"It's not like these bills came out of nowhere. All of these bills had been passed by one house or another," said David Green, vice president for technology and new media at the Motion Picture Association of America.
One of the most contentious measures in the package, the Piracy Deterrence and Education Act, won approval in the House of Representatives earlier this year. The PIRATE Act sailed through the Senate.
The first bill would allow prosecutors to seek jail terms of up to five years for people who make 1,000 or more songs available for download on peer-to-peer networks such as Kazaa and eDonkey. The PIRATE Act would allow the Justice Department to seek civil damages against illegal file sharers.

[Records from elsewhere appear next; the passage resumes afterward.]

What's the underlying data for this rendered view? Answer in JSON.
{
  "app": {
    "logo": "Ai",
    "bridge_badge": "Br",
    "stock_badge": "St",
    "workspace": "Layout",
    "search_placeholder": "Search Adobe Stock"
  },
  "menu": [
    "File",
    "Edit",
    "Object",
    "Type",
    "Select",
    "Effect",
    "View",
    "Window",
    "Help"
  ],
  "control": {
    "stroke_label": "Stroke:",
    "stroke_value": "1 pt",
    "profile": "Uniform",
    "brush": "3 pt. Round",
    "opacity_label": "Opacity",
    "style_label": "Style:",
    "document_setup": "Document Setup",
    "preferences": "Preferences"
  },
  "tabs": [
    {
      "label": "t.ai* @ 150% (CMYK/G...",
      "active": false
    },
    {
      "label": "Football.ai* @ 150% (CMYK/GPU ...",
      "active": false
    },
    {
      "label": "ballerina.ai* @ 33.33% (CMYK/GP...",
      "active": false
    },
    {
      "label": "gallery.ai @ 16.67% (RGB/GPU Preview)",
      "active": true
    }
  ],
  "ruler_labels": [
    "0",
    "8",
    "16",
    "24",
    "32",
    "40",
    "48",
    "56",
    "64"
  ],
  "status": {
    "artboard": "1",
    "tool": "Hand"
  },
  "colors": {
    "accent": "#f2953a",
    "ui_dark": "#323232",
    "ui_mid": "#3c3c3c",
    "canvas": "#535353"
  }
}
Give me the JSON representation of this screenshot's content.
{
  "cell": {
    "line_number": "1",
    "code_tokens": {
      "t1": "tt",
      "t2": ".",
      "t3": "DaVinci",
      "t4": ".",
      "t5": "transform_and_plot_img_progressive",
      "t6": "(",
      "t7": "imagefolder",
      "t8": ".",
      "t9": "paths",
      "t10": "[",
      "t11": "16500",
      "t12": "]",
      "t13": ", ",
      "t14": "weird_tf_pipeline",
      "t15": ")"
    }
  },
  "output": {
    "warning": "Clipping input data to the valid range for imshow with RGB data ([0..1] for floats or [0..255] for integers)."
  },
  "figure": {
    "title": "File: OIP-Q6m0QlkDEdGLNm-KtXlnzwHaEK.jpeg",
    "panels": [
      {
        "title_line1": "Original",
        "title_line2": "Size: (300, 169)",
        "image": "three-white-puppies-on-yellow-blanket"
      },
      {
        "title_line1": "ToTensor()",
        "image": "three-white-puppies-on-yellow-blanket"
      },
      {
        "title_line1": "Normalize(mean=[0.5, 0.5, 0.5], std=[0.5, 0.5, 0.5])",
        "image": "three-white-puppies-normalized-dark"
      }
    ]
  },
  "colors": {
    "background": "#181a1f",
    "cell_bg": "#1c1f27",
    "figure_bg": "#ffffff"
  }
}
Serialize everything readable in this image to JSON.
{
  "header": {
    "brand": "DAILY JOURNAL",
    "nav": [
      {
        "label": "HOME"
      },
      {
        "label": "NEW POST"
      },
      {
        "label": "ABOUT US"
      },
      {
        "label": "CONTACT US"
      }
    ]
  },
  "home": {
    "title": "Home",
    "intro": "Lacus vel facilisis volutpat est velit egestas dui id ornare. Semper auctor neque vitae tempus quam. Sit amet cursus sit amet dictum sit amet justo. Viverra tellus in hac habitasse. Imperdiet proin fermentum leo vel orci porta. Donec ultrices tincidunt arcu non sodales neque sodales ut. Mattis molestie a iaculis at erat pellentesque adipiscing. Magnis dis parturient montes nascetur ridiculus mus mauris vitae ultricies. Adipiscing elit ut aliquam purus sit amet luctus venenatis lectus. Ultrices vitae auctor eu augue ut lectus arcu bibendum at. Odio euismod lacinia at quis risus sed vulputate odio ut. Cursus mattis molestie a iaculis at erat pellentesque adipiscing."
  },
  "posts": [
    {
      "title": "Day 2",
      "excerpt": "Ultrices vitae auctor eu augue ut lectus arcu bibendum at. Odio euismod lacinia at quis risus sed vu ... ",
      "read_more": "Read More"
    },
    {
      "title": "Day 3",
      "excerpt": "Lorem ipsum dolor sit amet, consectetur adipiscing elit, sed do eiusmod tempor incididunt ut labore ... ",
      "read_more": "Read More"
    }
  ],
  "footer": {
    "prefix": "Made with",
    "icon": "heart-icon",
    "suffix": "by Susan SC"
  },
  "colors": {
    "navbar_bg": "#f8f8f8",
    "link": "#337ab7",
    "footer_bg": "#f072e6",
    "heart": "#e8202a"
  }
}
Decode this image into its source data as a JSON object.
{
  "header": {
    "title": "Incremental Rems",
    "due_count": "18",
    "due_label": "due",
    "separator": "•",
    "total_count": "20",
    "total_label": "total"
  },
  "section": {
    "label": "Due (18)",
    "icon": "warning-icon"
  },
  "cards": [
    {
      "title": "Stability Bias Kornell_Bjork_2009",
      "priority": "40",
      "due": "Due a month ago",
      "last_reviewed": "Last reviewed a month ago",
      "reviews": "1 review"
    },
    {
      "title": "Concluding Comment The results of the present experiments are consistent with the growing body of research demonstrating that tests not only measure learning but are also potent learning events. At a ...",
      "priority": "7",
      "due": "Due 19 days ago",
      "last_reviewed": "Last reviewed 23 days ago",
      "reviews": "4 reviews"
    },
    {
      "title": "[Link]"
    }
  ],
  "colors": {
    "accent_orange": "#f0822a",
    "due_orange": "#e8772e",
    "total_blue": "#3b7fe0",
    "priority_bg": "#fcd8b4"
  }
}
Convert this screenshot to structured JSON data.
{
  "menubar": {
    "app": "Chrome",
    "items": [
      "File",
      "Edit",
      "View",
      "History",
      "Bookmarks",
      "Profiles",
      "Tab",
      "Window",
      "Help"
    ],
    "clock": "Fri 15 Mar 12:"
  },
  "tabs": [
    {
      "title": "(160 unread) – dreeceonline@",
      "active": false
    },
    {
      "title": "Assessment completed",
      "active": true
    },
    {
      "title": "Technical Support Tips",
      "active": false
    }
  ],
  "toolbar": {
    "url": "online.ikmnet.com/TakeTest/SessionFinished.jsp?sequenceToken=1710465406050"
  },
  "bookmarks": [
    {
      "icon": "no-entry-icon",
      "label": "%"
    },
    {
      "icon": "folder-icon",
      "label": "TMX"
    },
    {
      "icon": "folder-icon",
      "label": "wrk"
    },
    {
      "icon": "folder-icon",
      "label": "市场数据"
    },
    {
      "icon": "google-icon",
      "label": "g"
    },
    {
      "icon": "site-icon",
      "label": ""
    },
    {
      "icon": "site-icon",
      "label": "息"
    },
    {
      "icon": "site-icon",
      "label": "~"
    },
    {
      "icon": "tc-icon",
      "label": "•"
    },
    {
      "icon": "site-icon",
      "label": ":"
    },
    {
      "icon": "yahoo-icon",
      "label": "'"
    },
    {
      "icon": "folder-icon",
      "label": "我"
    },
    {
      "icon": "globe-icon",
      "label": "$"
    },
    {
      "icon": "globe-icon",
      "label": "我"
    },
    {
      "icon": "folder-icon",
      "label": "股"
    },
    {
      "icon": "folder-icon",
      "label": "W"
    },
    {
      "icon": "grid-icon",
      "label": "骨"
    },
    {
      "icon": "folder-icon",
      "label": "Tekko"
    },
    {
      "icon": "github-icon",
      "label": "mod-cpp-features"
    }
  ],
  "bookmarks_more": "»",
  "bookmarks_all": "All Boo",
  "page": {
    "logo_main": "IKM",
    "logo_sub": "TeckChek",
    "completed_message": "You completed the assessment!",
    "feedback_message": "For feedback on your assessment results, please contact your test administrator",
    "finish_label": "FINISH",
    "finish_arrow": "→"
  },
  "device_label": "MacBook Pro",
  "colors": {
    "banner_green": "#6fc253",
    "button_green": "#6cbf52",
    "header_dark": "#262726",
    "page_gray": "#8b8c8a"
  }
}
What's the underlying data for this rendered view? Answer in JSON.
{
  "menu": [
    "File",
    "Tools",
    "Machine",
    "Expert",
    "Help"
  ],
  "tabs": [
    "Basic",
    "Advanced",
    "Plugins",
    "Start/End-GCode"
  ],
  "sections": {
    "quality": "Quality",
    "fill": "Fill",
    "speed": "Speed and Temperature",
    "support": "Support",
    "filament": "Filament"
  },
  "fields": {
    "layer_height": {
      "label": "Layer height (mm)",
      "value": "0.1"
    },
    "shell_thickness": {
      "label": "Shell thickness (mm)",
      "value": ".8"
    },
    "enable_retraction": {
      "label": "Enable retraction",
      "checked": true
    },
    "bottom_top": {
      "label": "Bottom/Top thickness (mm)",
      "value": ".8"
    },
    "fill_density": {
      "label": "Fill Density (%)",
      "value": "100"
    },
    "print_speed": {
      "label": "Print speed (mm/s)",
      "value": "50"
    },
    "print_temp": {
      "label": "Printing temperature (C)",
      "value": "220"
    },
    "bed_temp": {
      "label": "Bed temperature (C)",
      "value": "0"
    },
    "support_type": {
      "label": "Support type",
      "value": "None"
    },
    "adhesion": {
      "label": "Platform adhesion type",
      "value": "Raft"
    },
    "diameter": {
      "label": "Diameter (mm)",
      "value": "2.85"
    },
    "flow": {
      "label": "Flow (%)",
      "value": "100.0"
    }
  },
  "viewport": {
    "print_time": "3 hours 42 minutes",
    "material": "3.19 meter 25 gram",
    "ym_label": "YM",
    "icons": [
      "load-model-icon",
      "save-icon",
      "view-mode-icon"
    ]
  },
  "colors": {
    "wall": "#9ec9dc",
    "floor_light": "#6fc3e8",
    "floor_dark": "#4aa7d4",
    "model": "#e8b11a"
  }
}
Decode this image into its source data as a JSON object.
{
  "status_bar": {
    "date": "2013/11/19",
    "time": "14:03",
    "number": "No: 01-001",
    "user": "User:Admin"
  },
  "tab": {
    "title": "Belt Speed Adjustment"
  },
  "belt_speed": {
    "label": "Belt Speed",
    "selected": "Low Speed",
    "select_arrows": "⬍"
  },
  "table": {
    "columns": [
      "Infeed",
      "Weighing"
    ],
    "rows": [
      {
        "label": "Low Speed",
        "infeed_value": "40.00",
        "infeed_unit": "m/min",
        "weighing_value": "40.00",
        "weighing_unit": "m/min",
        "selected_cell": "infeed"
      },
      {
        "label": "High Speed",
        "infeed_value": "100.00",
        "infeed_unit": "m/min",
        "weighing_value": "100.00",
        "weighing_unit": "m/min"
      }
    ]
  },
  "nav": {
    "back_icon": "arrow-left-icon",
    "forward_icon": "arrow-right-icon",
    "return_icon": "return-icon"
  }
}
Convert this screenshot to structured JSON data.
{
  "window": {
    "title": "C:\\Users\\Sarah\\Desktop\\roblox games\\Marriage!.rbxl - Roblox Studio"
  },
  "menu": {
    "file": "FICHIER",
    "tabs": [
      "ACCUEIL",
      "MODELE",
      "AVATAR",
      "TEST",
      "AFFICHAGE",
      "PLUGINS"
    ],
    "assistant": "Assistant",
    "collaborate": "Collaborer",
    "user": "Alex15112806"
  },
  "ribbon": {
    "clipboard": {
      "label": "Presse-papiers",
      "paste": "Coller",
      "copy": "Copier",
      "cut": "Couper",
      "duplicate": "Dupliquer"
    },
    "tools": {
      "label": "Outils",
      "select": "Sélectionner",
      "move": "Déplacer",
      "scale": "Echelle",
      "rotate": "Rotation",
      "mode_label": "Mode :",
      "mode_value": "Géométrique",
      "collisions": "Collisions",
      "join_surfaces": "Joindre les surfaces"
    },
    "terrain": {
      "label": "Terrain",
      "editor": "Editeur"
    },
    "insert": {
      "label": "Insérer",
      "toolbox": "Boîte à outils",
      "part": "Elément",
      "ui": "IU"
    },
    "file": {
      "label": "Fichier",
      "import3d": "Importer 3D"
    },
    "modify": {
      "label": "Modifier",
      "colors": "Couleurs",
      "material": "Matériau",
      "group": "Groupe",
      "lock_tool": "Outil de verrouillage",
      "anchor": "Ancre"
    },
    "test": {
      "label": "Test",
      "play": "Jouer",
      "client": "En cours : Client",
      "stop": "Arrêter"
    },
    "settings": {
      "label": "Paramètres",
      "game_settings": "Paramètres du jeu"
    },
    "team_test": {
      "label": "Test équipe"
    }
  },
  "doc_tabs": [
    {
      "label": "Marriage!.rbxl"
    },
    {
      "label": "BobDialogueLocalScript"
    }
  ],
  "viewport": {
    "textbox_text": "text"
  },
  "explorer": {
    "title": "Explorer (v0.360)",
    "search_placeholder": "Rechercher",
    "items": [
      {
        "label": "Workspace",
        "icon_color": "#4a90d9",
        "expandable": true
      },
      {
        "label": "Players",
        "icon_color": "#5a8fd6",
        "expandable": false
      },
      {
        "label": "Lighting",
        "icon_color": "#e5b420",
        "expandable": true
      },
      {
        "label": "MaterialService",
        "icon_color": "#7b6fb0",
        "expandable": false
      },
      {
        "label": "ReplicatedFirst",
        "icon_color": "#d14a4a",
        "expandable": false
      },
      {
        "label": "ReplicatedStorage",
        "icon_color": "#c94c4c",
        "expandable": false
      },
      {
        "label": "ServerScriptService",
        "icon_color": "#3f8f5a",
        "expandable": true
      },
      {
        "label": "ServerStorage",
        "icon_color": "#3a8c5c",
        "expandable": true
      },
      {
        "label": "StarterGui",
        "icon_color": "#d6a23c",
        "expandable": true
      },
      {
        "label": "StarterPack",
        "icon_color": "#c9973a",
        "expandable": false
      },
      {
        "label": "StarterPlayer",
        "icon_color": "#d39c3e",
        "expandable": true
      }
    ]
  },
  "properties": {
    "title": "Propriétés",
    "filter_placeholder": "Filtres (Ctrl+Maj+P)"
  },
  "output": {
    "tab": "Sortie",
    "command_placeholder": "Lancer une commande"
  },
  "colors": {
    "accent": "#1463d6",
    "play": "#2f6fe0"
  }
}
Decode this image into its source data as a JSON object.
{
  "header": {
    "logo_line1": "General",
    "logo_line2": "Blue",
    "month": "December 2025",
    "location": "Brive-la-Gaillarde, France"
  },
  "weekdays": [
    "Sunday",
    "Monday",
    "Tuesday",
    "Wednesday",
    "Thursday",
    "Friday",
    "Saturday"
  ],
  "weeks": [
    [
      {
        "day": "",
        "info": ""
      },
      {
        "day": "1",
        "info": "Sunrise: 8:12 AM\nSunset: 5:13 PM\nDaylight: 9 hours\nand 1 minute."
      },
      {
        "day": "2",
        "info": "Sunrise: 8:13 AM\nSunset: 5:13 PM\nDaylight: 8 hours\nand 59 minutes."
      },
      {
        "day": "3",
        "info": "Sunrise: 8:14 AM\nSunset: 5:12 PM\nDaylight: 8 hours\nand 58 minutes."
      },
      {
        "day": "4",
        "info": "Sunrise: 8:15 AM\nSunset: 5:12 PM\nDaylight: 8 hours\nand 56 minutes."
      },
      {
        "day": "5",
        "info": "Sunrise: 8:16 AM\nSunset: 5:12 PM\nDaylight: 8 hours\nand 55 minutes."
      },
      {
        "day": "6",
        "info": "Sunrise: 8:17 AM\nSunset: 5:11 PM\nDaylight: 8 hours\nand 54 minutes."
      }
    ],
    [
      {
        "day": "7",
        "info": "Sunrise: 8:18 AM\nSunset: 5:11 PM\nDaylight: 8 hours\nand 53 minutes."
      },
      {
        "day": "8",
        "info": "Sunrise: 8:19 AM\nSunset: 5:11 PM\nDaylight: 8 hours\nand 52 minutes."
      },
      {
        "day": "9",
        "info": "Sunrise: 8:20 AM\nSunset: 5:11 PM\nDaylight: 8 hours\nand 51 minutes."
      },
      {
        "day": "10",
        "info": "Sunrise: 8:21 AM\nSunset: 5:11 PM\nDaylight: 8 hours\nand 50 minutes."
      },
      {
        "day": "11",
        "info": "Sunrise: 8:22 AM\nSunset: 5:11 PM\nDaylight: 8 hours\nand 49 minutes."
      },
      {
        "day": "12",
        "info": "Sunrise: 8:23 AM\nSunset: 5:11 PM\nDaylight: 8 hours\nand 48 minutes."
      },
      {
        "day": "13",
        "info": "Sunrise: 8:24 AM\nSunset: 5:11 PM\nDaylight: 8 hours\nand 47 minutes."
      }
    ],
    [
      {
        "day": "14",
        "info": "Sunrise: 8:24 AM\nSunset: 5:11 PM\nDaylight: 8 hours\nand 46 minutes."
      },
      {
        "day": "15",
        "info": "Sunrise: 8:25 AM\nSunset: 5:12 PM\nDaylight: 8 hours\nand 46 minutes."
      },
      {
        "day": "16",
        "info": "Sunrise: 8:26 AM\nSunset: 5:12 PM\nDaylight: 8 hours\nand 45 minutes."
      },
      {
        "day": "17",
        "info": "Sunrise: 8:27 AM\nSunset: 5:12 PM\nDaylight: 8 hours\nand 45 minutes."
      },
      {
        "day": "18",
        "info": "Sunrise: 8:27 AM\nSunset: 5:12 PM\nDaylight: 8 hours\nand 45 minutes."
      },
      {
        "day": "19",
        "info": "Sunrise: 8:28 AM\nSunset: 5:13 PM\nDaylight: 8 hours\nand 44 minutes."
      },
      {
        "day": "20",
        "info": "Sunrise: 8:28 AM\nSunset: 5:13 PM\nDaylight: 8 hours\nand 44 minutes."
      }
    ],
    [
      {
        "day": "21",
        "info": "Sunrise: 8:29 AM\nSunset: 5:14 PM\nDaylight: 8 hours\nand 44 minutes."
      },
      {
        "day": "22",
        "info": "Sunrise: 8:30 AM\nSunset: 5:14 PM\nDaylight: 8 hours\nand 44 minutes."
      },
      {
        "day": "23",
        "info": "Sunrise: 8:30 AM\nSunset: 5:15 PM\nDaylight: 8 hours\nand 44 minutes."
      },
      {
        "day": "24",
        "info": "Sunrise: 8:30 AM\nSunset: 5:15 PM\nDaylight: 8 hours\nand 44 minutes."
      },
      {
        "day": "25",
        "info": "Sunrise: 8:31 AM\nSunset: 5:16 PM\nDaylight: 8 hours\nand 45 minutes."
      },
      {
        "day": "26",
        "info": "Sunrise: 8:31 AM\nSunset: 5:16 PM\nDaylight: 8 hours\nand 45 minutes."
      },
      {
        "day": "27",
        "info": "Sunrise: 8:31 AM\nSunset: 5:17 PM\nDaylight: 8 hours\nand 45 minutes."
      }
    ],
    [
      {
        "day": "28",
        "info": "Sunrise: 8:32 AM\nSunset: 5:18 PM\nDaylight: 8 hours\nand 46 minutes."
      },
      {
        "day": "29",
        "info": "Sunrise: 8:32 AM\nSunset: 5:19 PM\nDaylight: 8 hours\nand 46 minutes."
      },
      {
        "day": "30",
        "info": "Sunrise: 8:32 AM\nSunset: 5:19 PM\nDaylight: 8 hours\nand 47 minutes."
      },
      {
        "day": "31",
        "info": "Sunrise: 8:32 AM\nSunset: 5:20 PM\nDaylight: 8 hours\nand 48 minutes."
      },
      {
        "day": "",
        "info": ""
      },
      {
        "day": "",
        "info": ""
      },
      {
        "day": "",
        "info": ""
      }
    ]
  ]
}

Under current law, the Justice Department only can prosecute criminal copyright violations.
If the package became law, prosecutors no longer would have to prove that a suspect willfully distributed illegally copied files. This is a problem, opponents said, because most Internet file-sharing software is designed to automatically share the contents of people's music libraries with other members on the network. This means that people with more than a thousand songs on their computers could face jail time even if they never intended to share their music, they said.
"It's really unprecedented in our copyright law to send somebody to jail unless theyve done something willfully," said Sarah Deutsch, vice president and associate general counsel at Verizon Communications. "Since so many digital devices today hold thousands and thousands of songs, hundreds of thousands if not millions of people will face liability."
Green said that prosecutors would still have to prove that defendants knew they were illegally sharing the files.
The copyright package is almost a consolation prize for the entertainment industry, which spent much of this year urging Congress to pass the Induce Act, an attempt to drive song-swapping networks out of business by exposing them to monetary damages for inducing people to illegally share files.
The Induce Act failed after a broad group of free-speech advocates, technology companies and Internet service providers complained that the measure could inadvertently target popular, legal devices like the iPod.
The recording industry has seen its sales and profits plummet as the popularity of peer-to-peer file swapping has risen. Compact disc sales fell from a high of $13.2 billion in 2000 to $11.2 billion in 2003, according to the Recording Industry Association of America, which put much of the blame on an exponential increase in file sharing. CD sales bounced back in early 2004, but have not reached their previous high levels, the RIAA said.
In addition to stumping for stiffer copyright laws, the recording industry has sued more than 6,000 suspected song-swappers since September 2003.
The major Hollywood studios so far have avoided a similar fate, in part because it is more time-consuming to download feature-length films. Still, they are working to prevent a similar siphoning off of their profits. Earlier this month, MPAA Chairman Dan Glickman announced that the association will sue people suspected of Internet movie piracy.